Public pension transparency is next.
You deserve to know how your money is being spent.
Contact your state legislator and let them know you want transparency now!
Learn more about public pensions here.
Not only are legislators allowed to base their legislative pensions on their highest paid years in any state position – even if that position paid five times more than their actual legislative salary – Kentuckians aren’t even allowed to know “who receives their hard-earned dollars in the form of pensions, or even how many pensions some state retirees get.”
Thanks in large part to our elected officials’ bloated pension payments, Kentucky now has one of the worst pension crises in the nation with an unfunded liability of $34 billion and a pension trough only 30 percent funded.
But Kentuckians could see some light at the end of the tunnel. A piece of legislation has already been filed in the 2013 legislative session that could put an end to our elected officials’ modern day gold rush.
Senate Bill 12 was introduced to the Kentucky Senate last week and if passed, it would actually close the Legislators’ Retirement Plan to new participants. The bill would also prohibit paydays earned in other state positions to be used as a basis for retirement benefits – starting after August 1st. So all those currently on the take would get to continue to feast at the public’s expense.
It’s not perfect, but the Bluegrass Institute’s message apparently is being heard in Kentucky’s Senate.
Feel free to download and use this picture for your social media accounts. This is a small way you can help bring awareness to the complete lack of transparency in Kentucky’s public pension system.
Dick Innes will be talking with host Mandy Connell on Louisville’s 84WHAS this morning about the new reports that show Kentucky ranks 10th, 35th or whatever for education. Tune in to find out how education reporting gets so confusing.
Today from 10 a.m. to 11 a.m. (eastern). Listen live here.
The following letter to the editor appeared in the Lexington Herald-Leader last week.
More Kentuckians would be outraged if they knew that the state’s public pension system was legislated into secrecy in the early 1970s.
Included in KRS 61.661 is language that ensures public pension disbursements are not subject to open records laws. The law states “each current, former, or retired member’s account shall be administered in a confidential manner…”
Why is this a problem? Kentucky is currently saddled with — and broken by — a $34 billion unfunded public pension liability. Taxpayers don’t have a chance of holding their government accountable without transparency.
Taxpayers have access to public employee salary information, state contracts and school districts and executive branch check registers.
All of those items are available via the Kentucky Open Record Act so that taxpayers can understand how their hard earned money is being spent.
But if a taxpayer wants to know how much money is being spent to fund the gold-plated pension of a part-time legislator, well, they are out of luck.
Kentucky doesn’t allow transparency in its public pension system.
It is time for our legislators to have the courage to force transparency in the Kentucky Retirement Systems.

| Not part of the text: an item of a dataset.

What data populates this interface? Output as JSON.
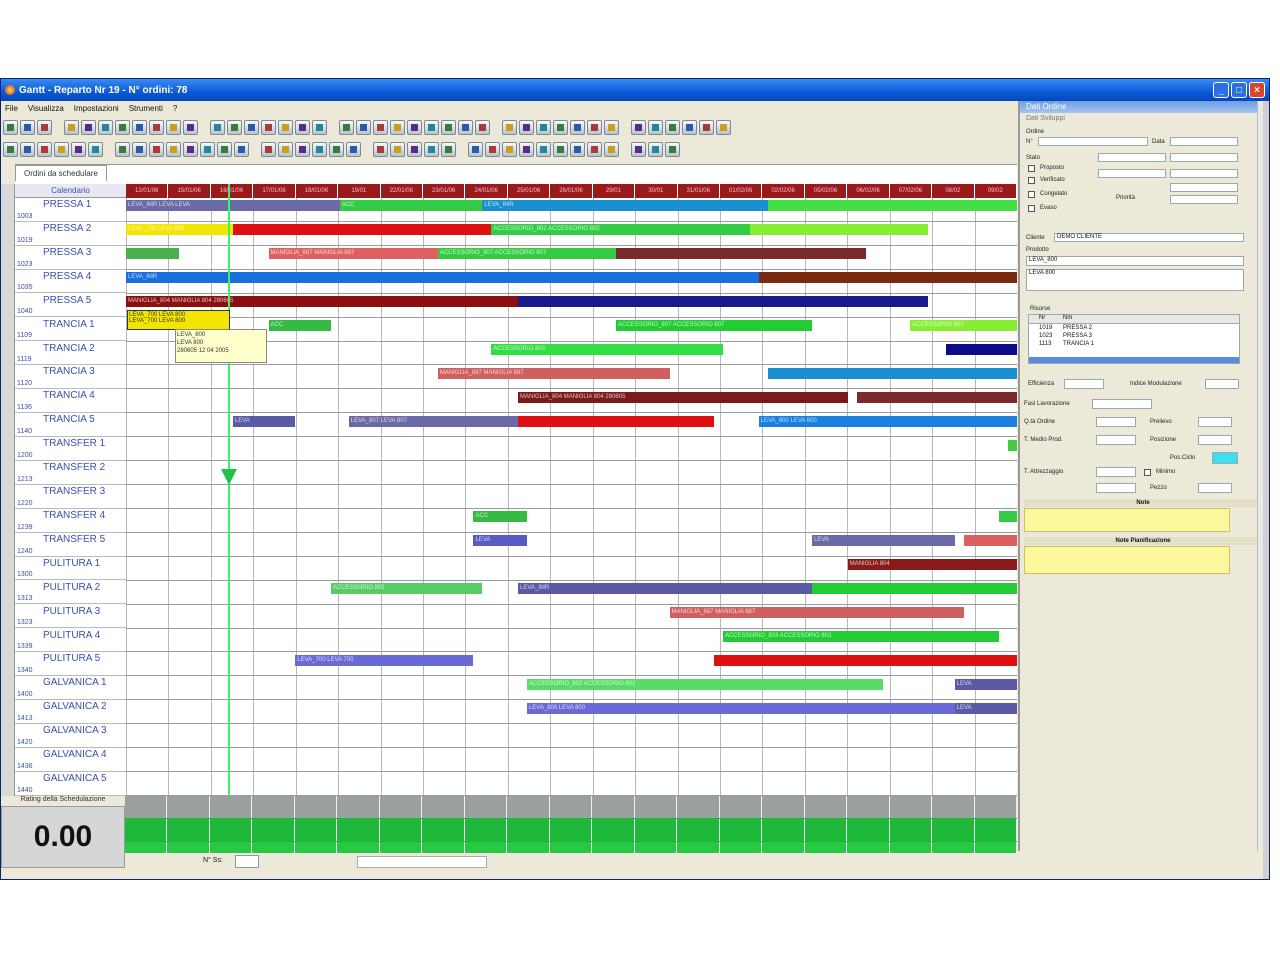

Bluegrass Institute for Public Policy Solutions
You can read more about Kentucky’s public pension crisis here.
The Bluegrass Institute for Public Policy Solutions works with Kentuckians, pro-liberty coalitions, grassroots organizations and business owners to advance freedom and prosperity by promoting free-market capitalism, individual liberty and transparent government. Join Us